The horse sense view on this topic, however, is that it should be possible to keenly observe some innovative new products, and discern a few simple themes that led to the discovery of the previously untapped markets that those products were introduced to serve.

Such a 'simple theme that leads to the discovery of a previously untapped market' must, in my view, meet at least the following criteria:

- it should be shown to have led to truly successful products
- it should preferably have been used by innovating companies spanning a variety of industries, and
- it should be simple to for a innovation-hopeful company to implement.

One such theme that I have discerned, by observing a few innovative products that have emerged in various industries over the past several years, is what may be called innovating in the interstices. Simply put, it means that you target the interstices between existing, adjacent markets.

Hyatt was using similar thinking when it launched it's Hyatt Place brand of hotels in 2006, to blur the distinction between business and leisure hotels. The Premium Economy class of travel offered by many airlines, designed to cater to passengers whose preference (and affordability) lies in between regular economy and business class is another example.

And as I show in my post on the Infosys blog, such an approach has been used with great success by Southwest Airlines, McDonald's, the Indian auto major Tata Group, and other innovators.

And so, one may not need to look into the wild blue yonder for those blue oceans - they may be much closer, in the white spaces between familiar, adjacent markets!

Friday, February 08, 2008

Unleashing Innovation, the Unplugged Way

In the lexicon of modern-day business, innovation and isolation are firm opposites

A strong lesson that efforts at innovation have taught in recent years is, don't go it alone. In fact, innovation is best done by opening out, inviting fresh perspectives, admitting new participants, and allowing new combinations.

Most of the major new approaches to innovation that have emerged over the past few years - Open Innovation, "Crowdsourcing", Co-creation, User-centric Innovation - embody this more-the-merrier feature. The development of the fabled iPod, Proctor and Gamble's Connect-and-Develop initiative, IBM' s innovation ecosystem and Intel's lablets and corporate venturing approach, Innocentive, the Collaborative drug discovery project , IDEO's design philosophy, IKEA's fabulously successful approach to furniture design, the creation of the Linux operating system, all exemplify one or other of the above approaches in action.

Because these approaches to innovation - Open Innovation, "Crowdsourcing", Co-creation, User-centric Innovation - have a similar principle underlying them, I thought it's a good idea to collect them under one umbrella term - Unplugged Innovation. To better understand why such a new term is needed, and how companies can thrive in this brave new world of unplugged innovation, see my post on the Infosys blog.

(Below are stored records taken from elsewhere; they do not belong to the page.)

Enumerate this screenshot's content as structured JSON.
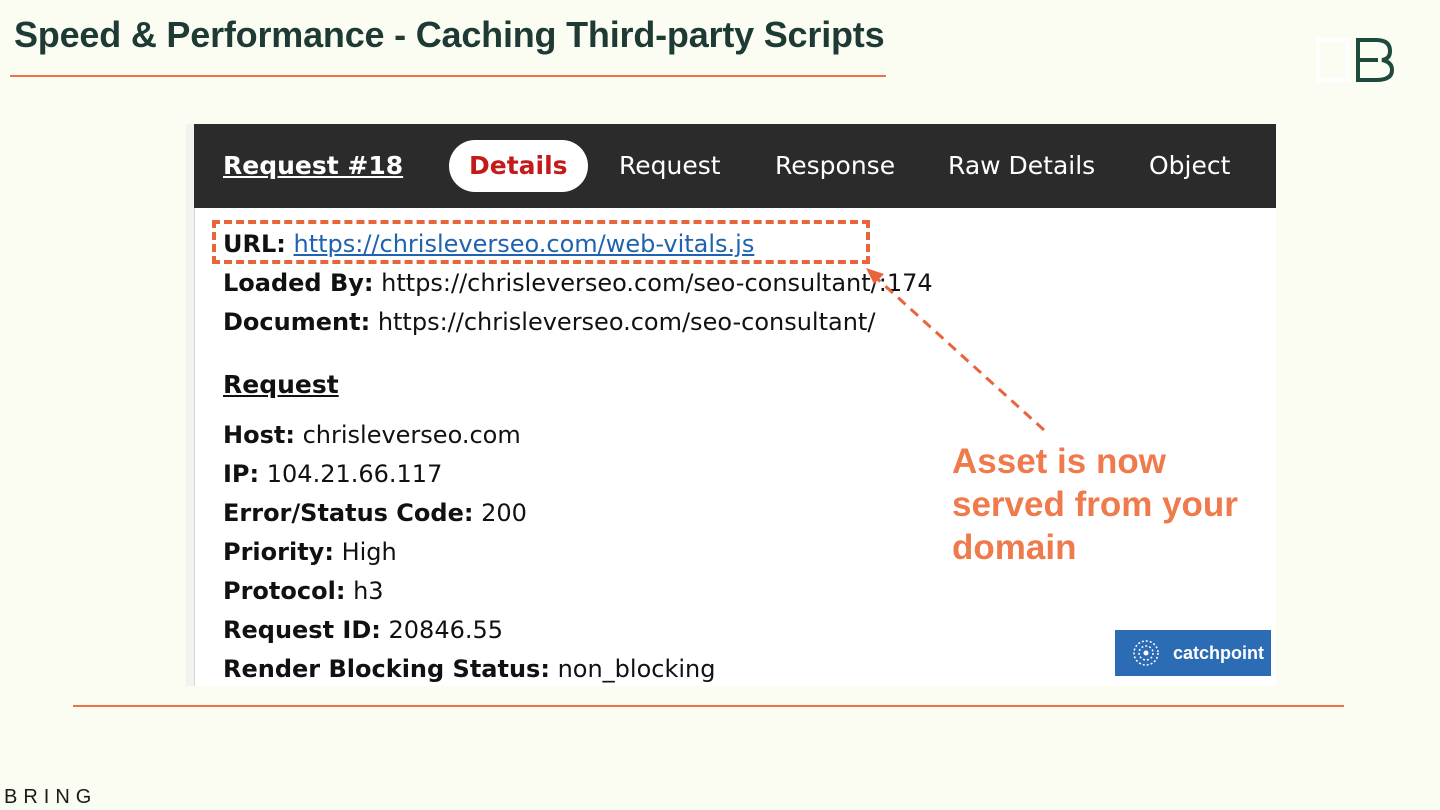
{
  "slide": {
    "title": "Speed & Performance - Caching Third-party Scripts",
    "brand_word": "BRING",
    "logo_text": "B"
  },
  "tabs": {
    "request_number": "Request #18",
    "items": [
      "Details",
      "Request",
      "Response",
      "Raw Details",
      "Object"
    ],
    "active": "Details"
  },
  "details": {
    "url_label": "URL:",
    "url_value": "https://chrisleverseo.com/web-vitals.js",
    "loaded_by_label": "Loaded By:",
    "loaded_by_value": "https://chrisleverseo.com/seo-consultant/:174",
    "document_label": "Document:",
    "document_value": "https://chrisleverseo.com/seo-consultant/"
  },
  "request_section": {
    "heading": "Request",
    "fields": [
      {
        "label": "Host:",
        "value": "chrisleverseo.com"
      },
      {
        "label": "IP:",
        "value": "104.21.66.117"
      },
      {
        "label": "Error/Status Code:",
        "value": "200"
      },
      {
        "label": "Priority:",
        "value": "High"
      },
      {
        "label": "Protocol:",
        "value": "h3"
      },
      {
        "label": "Request ID:",
        "value": "20846.55"
      },
      {
        "label": "Render Blocking Status:",
        "value": "non_blocking"
      }
    ]
  },
  "callout": {
    "line1": "Asset is now",
    "line2": "served from your",
    "line3": "domain"
  },
  "badge": {
    "label": "catchpoint"
  },
  "colors": {
    "accent": "#e8744a",
    "title": "#1e3a34",
    "tab_bar": "#2b2b2b",
    "active_tab_text": "#c41a1a",
    "link": "#1f63b0",
    "badge_bg": "#2b6cb4",
    "background": "#fbfcf2"
  }
}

This unplugged approach is one central theme that has emerged in innovation over the past few years. There are two more such themes, which I will elaborate on over the next few weeks on that blog.

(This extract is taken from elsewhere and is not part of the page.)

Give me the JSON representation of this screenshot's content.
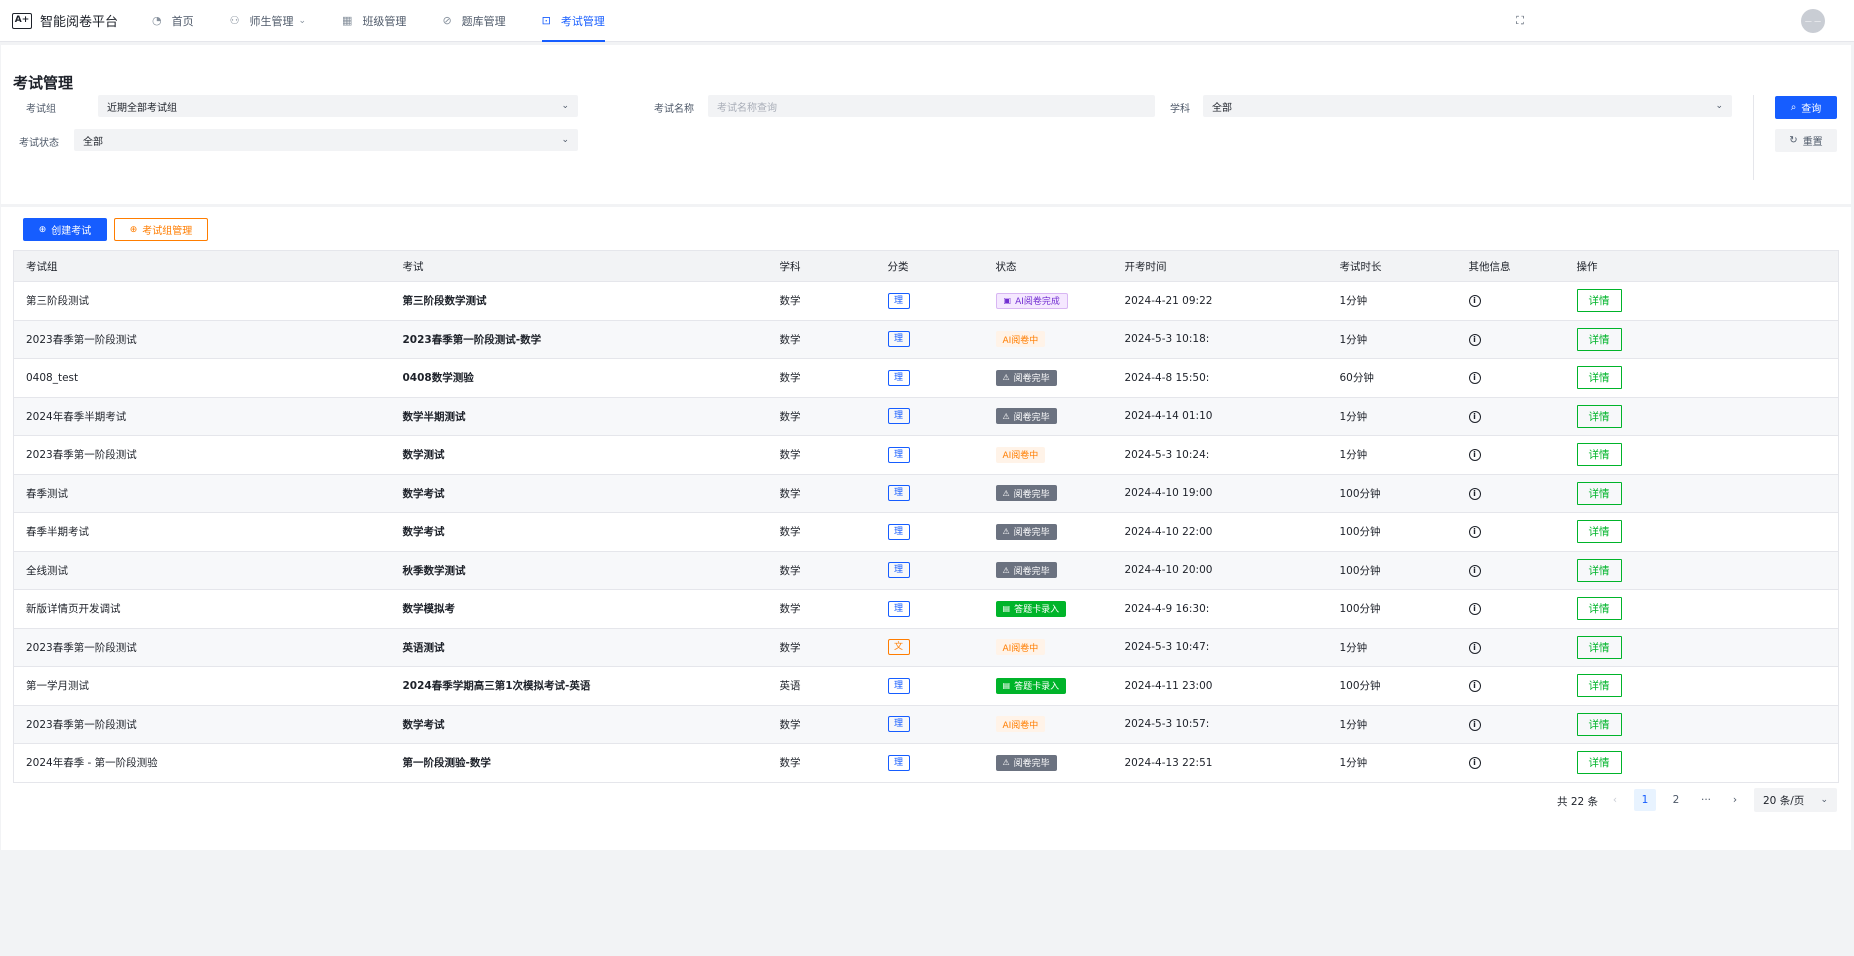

And so, the lone innovator is firmly a thing of the past. If you want to unleash innovation, unplug it!